*WORK TO BE COMPLETED*:
Each line of the records that holds the word "image" should be copied out.

Records contained in a dataset
================
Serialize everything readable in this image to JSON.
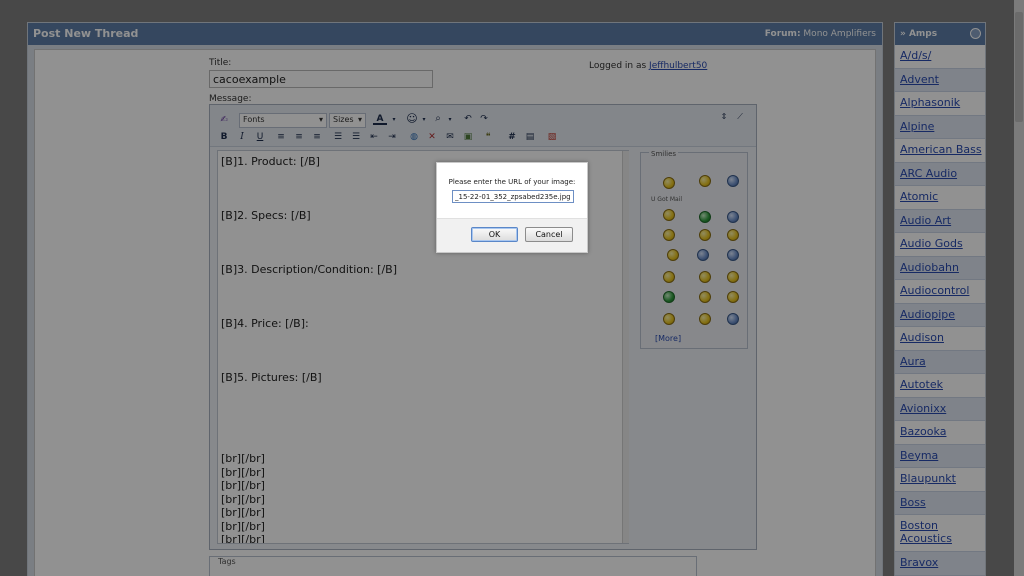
{
  "thread": {
    "header": "Post New Thread",
    "forum_label": "Forum:",
    "forum_name": "Mono Amplifiers",
    "title_label": "Title:",
    "title_value": "cacoexample",
    "logged_in_prefix": "Logged in as",
    "username": "Jeffhulbert50",
    "message_label": "Message:",
    "tags_label": "Tags"
  },
  "editor": {
    "font_select": "Fonts",
    "size_select": "Sizes",
    "message_lines": [
      "[B]1. Product: [/B]",
      "",
      "",
      "",
      "[B]2. Specs: [/B]",
      "",
      "",
      "",
      "[B]3. Description/Condition: [/B]",
      "",
      "",
      "",
      "[B]4. Price: [/B]:",
      "",
      "",
      "",
      "[B]5. Pictures: [/B]",
      "",
      "",
      "",
      "",
      "",
      "[br][/br]",
      "[br][/br]",
      "[br][/br]",
      "[br][/br]",
      "[br][/br]",
      "[br][/br]",
      "[br][/br]",
      "[br][/br]"
    ],
    "smilies_title": "Smilies",
    "smilies_group": "U Got Mail",
    "smilies_more": "[More]"
  },
  "sidebar": {
    "header": "» Amps",
    "items": [
      "A/d/s/",
      "Advent",
      "Alphasonik",
      "Alpine",
      "American Bass",
      "ARC Audio",
      "Atomic",
      "Audio Art",
      "Audio Gods",
      "Audiobahn",
      "Audiocontrol",
      "Audiopipe",
      "Audison",
      "Aura",
      "Autotek",
      "Avionixx",
      "Bazooka",
      "Beyma",
      "Blaupunkt",
      "Boss",
      "Boston Acoustics",
      "Bravox"
    ]
  },
  "dialog": {
    "prompt": "Please enter the URL of your image:",
    "url_value": "_15-22-01_352_zpsabed235e.jpg",
    "ok_label": "OK",
    "cancel_label": "Cancel"
  },
  "colors": {
    "header_blue": "#5d7ea8",
    "link_blue": "#2a4bb0",
    "overlay": "#000000"
  }
}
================
*SOLUTION TO THE EXERCISE*:
Serialize everything readable in this image to JSON.
    "prompt": "Please enter the URL of your image:",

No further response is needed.